In San Luis Obispo County, four county GSAs joined forces to draft a single plan for the Paso Robles subbasin, calling themselves the Paso Basin Cooperative Committee, or PBCC. Holding 61 percent of the voting power of the committee, north county district supervisor John Peschong is one of the main producers of the new plan.
“We had [a] board with the San Miguel Community Service District, with the Shandon/San Juan [Water District]—which are farmers, so there were farmers on our board, the city of Paso Robles—council member Hammon—and myself,” Peschong said at Tuesday’s meeting of the county supervisors. “And with that board, I think we've actually done the job that we set out to do.”
But others are not impressed with the plan Peschong and the other PBCC members have conceived. In the months before the draft plan was first publicly revealed in mid-August, agriculturalists in the Paso Robles area said they were being left out of the decision-making process.
“I was disappointed that we didn't get a seat at the table, I would have liked to have the agriculturists who use the water to be a little better represented,” Steve Carter, regional vineyard manager for J. Lohr Vineyards in Paso Robles, told KCBX News in late July. “We haven't had very much contact in meetings with the county...the [PBCC] hasn't really been proactive in getting the people that use most of the water together and say, ‘hey, here's what we're thinking. How is this going to affect you?’”
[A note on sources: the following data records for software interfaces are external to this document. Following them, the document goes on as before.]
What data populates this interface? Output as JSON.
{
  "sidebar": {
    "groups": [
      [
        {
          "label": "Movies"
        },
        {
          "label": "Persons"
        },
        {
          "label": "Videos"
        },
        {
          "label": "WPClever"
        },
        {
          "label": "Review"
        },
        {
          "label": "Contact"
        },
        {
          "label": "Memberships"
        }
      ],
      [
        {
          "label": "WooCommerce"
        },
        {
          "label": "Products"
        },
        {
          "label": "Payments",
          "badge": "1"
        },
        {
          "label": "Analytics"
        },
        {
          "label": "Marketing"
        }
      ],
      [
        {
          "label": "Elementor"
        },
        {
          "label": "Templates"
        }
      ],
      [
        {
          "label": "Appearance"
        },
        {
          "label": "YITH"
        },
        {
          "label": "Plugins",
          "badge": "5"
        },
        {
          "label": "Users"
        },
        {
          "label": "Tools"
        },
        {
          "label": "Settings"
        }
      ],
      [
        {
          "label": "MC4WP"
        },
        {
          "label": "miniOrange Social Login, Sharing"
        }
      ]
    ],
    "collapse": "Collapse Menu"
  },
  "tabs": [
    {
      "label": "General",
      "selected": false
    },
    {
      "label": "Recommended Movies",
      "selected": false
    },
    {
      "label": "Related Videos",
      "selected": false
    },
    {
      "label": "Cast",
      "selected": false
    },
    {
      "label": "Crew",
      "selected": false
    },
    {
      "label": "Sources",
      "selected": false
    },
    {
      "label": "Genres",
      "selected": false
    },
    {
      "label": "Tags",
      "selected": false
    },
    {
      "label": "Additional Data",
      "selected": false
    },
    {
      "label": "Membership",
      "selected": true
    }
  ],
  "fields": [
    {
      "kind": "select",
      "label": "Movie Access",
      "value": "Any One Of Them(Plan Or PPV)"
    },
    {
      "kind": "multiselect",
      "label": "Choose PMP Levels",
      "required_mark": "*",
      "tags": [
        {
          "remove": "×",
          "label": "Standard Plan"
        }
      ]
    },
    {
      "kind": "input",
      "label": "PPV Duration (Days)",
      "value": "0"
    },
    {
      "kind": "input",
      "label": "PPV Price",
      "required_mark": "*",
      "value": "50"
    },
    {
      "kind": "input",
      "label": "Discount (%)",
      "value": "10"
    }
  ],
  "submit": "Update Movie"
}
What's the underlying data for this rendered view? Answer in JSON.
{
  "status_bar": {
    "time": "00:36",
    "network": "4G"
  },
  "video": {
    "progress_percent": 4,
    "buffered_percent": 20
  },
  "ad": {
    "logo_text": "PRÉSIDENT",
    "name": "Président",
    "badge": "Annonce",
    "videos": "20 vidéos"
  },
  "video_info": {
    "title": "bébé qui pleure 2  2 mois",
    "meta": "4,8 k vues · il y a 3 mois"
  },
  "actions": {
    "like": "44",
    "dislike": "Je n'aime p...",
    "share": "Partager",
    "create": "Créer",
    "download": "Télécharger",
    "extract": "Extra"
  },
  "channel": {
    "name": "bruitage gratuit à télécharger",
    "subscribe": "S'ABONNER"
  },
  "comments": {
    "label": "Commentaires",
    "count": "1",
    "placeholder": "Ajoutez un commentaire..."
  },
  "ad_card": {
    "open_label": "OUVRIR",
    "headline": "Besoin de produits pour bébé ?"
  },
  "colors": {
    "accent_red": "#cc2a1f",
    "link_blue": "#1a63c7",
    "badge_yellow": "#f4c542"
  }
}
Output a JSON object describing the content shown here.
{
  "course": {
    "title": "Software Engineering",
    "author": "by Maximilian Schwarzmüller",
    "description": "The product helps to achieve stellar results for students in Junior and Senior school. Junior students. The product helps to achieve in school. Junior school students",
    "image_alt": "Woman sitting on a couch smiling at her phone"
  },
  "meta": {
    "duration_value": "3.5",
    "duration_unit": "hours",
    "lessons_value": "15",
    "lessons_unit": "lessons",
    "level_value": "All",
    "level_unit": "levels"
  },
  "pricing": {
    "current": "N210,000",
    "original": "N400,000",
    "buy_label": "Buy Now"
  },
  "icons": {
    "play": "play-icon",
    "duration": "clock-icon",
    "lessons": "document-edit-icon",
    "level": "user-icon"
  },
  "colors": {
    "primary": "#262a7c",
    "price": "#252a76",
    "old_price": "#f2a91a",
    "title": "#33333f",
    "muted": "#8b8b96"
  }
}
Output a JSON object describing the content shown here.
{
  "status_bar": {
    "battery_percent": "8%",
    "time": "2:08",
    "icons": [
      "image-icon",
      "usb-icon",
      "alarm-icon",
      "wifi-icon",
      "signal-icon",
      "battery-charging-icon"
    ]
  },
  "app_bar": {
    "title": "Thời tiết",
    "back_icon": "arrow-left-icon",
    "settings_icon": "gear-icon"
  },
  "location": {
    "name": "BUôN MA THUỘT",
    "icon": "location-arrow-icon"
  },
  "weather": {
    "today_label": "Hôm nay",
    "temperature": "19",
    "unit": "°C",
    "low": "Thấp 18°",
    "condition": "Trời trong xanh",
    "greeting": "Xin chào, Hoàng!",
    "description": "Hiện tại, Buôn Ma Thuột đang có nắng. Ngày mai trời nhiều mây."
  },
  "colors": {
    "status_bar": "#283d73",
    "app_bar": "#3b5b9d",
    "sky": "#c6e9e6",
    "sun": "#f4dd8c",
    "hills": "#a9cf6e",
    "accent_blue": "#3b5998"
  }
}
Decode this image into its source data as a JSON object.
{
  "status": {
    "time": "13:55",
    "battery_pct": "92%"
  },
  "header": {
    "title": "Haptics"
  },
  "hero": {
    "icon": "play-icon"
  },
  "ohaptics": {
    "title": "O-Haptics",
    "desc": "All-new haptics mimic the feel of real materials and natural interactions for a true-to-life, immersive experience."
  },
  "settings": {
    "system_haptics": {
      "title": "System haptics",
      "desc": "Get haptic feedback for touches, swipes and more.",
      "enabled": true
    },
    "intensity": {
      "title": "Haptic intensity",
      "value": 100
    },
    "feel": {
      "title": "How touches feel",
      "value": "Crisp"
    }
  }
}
On Tuesday, supervisor Bruce Gibson applauded all the hard work county staff members put into working on the plan. But he said the PBCC failed to make difficult decisions about who actually can use how much of the county’s groundwater.
“Unfortunately, the hard conversations that need to be had, haven't been had yet,” Gibson said during board comment. “And as such, we see a plan before us that is almost completely devoid of specifics in its implementation.”
Gibson said a glaring error of the plan approved by the county and the city of Paso Robles Tuesday is that it doesn’t provide a mechanism for measuring current use. He said the plan should include a program to install meters now on all the wells that will be required metering in the future, under SGMA.
Now that the county supervisors signed off on the plan, it goes to the state Department of Water Resources for approval and tweaks, as Peschong said he thinks will happen; or rejection and an order to go back to the drawing board, as Gibson said is a possibility.